[Stored data]
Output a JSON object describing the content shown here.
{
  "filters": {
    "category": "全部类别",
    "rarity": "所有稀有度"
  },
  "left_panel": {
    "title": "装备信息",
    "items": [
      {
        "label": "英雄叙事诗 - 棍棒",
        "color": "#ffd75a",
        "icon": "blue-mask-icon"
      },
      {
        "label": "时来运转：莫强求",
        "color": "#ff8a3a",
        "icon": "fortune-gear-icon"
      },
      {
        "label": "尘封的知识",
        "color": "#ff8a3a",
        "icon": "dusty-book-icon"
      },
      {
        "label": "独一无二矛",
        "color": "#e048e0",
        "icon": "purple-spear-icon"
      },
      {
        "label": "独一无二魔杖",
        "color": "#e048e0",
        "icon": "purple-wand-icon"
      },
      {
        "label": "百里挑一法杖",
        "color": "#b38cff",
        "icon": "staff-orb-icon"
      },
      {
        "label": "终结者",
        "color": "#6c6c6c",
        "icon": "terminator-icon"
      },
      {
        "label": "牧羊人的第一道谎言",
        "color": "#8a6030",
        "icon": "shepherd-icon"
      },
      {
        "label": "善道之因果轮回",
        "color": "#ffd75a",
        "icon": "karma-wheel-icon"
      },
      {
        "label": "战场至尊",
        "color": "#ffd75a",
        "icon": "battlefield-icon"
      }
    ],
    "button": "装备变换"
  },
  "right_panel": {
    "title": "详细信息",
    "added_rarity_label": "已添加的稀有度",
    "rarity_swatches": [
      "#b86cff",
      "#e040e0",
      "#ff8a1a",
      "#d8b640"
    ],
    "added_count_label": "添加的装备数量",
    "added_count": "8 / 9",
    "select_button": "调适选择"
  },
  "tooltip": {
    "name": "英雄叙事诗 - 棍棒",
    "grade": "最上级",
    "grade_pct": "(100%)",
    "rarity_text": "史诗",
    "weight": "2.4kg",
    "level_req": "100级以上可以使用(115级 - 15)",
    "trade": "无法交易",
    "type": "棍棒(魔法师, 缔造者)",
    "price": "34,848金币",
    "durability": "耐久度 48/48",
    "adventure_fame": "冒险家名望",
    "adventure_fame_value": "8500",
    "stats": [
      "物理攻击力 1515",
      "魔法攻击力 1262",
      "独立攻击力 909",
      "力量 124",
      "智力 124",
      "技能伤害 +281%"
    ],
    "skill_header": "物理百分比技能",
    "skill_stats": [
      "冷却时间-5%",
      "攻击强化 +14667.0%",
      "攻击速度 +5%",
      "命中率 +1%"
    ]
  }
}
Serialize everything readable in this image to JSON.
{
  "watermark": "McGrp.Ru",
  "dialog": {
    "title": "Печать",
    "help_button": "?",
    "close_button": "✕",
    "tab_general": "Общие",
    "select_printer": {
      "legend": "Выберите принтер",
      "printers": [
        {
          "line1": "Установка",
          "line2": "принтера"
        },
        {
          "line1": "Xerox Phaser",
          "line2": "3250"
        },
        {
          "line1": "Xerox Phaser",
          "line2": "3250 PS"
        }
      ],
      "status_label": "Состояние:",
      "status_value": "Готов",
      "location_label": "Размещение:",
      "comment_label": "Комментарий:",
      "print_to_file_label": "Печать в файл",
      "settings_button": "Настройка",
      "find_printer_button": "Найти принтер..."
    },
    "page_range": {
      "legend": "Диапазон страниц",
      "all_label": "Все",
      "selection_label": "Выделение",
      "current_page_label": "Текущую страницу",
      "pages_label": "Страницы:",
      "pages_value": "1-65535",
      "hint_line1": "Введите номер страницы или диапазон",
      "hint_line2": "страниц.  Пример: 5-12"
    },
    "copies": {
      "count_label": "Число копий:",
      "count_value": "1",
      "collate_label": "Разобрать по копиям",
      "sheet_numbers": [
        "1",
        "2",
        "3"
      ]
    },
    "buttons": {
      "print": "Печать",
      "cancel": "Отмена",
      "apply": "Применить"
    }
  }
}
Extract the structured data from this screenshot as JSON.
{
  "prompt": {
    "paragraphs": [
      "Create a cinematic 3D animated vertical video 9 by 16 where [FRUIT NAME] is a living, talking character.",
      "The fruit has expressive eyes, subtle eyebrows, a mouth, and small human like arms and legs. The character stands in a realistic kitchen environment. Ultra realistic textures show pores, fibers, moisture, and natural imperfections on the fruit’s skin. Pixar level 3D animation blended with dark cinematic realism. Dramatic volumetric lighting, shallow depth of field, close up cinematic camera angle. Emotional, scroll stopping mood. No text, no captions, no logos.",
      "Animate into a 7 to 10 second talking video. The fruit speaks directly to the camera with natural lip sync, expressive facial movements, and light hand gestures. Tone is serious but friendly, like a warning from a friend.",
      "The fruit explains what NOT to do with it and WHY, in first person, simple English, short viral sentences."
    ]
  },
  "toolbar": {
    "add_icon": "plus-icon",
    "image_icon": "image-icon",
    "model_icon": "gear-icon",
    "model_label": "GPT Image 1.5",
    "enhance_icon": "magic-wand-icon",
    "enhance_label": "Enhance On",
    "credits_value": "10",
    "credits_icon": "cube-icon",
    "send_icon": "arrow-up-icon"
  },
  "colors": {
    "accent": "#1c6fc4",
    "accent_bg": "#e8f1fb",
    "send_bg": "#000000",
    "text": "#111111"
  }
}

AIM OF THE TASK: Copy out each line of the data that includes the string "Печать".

ANSWER:
    "title": "Печать",
      "print_to_file_label": "Печать в файл",
      "print": "Печать",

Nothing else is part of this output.